The Arizona Diamondbacks’ Ian Kennedy seemed to be in a decent pitching groove when Ramirez walked to the plate, score tied, 1-1. But Manny, being Manny, softened him up. The fans in the left center field bleachers had just enough time to duck. A shaken Kennedy quickly gave up a double to James Loney and then grooved one to Blake, who hit it almost as far into left center, but nowhere near as hard.

“I didn’t get a sign to move the runner over,” Blake said afterward, meaning he had been relieved of the responsibility of trying to hit the ball to the right side of the infield, advancing Loney to third. “That meant they want me to drive one.”

And so he did.

Andre Ethier later hit a three-run shot to seal the deal on a day of the usual opening-day ceremonial excess. There were fireworks, the United States flag covering nearly the entire outfield, the jet fly-over and celebrities singing and throwing out the first ball. The crowd was announced at 56,000, which means the Dodgers were rounding up or had lost their calculators. Once Tommy Lasorda was introduced midway through the game and stood and waved, resplendent in his yellow sweater in the box seats, it was official. Summer had come once again to Dodger Stadium.

And a fascinating summer it could be, especially if you take a look at Tuesday’s game as a miniature of the next 155.

Blake came to the Dodgers in a trade with Cleveland on July 26, 2008. Ramirez came to the Dodgers in a trade with Boston on July 31, 2008. A big part of the framework for the future had been set in place.

Ramirez came with a reputation for being a great player and a flake. By the time he left Boston, he was about as popular as a Nor’easter. His departure brought near-unanimous reaction from Red Sox players and fans: Don’t let the door hit you in the.…

But he brought immediate leadership and electricity to the Dodgers clubhouse. Today’s stars — Matt Kemp, Russell Martin, Loney, Ethier — were younger then and in need of some of the stuff Ramirez was dishing out. He was fun, loose and, better yet, on a hitting spree. Leading by example is always best.

Blake brought leadership too, but that of a quiet veteran, now 36, who could calm by logic and a reassuring pat on the back. Manager Joe Torre pointed to the value of each several times that season, and even implied that, as flashy and effective as Ramirez’s leadership was, the quiet daily presence of Blake may have been even more valuable.

Everything changed with the 50-game suspension of Ramirez at the start of the 2009 season for violating baseball’s drug policy. He finished last season a shell of himself, both in the batter’s box and the clubhouse. And before the start of this season, he said he wouldn’t be back with the Dodgers next season and stopped talking to reporters.

He is in his last-season-in-Boston mode now. He has no need to invest in a team and a place that will mean nothing to him by late autumn. All he needs is to build yet another resume for one last contract with a new team, undoubtedly in the American League, where he can be, at age 38, a designated hitter.

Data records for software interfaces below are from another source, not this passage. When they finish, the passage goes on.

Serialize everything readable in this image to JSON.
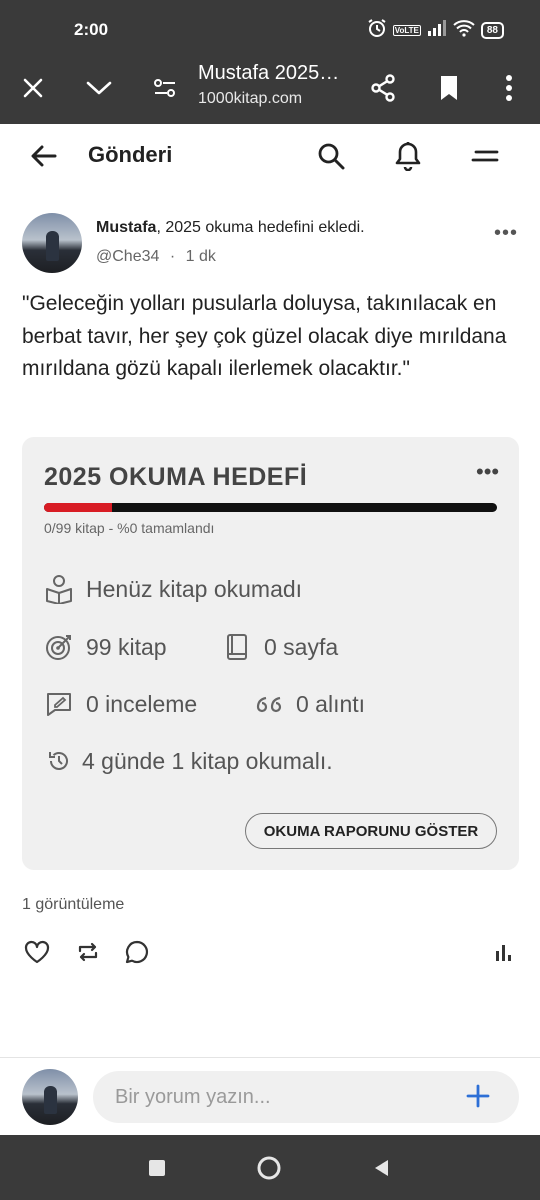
{
  "status_bar": {
    "time": "2:00",
    "network": "VoLTE",
    "battery": "88",
    "icons": [
      "alarm-icon",
      "volte-icon",
      "signal-icon",
      "wifi-icon",
      "battery-icon"
    ]
  },
  "browser": {
    "page_title": "Mustafa 2025…",
    "url": "1000kitap.com",
    "icons": [
      "close-icon",
      "chevron-down-icon",
      "page-settings-icon",
      "share-icon",
      "bookmark-icon",
      "more-vert-icon"
    ]
  },
  "header": {
    "title": "Gönderi",
    "icons": [
      "back-arrow-icon",
      "search-icon",
      "bell-icon",
      "menu-icon"
    ]
  },
  "post": {
    "author": "Mustafa",
    "action": ", 2025 okuma hedefini ekledi.",
    "handle": "@Che34",
    "separator": "·",
    "time": "1 dk",
    "more": "•••",
    "text": "\"Geleceğin yolları pusularla doluysa, takınılacak en berbat tavır, her şey çok güzel olacak diye mırıldana mırıldana  gözü kapalı ilerlemek olacaktır.\""
  },
  "goal_card": {
    "title": "2025 OKUMA HEDEFİ",
    "more": "•••",
    "progress_value": 0.15,
    "progress_text": "0/99 kitap - %0 tamamlandı",
    "status": "Henüz kitap okumadı",
    "books": "99 kitap",
    "pages": "0 sayfa",
    "reviews": "0 inceleme",
    "quotes": "0 alıntı",
    "pace": "4 günde 1 kitap okumalı.",
    "report_button": "OKUMA RAPORUNU GÖSTER",
    "colors": {
      "progress_fill": "#d81c24",
      "progress_track": "#111111"
    }
  },
  "views": "1 görüntüleme",
  "actions": [
    "heart-icon",
    "repost-icon",
    "comment-icon",
    "stats-icon"
  ],
  "comment": {
    "placeholder": "Bir yorum yazın...",
    "send_icon": "plus-icon",
    "accent": "#2d6fd6"
  },
  "nav": [
    "recents-icon",
    "home-icon",
    "back-icon"
  ]
}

Still, his skills as a hitter are unquestioned, and will be valuable all season in the same manner they were Tuesday. Slap-you-on-the-back Manny is needed much less on this team now than slap-one-over-the-fence Manny.

Afterward, Blake answered questions from the media, bantered with them and his teammates and represented the productive, trusted, dependable elder. Ramirez disappeared before the media got to his locker.

They are as similar as water and molasses, and that may just work this season for the Dodgers.

“I won’t be something I’m not,” Blake said, “and neither will Manny.”

When the season ends, Blake will go home to Indianola, Iowa. Ramirez may go directly to his vacation house on Pluto.

bill.dwyre@latimes.com


Advertisement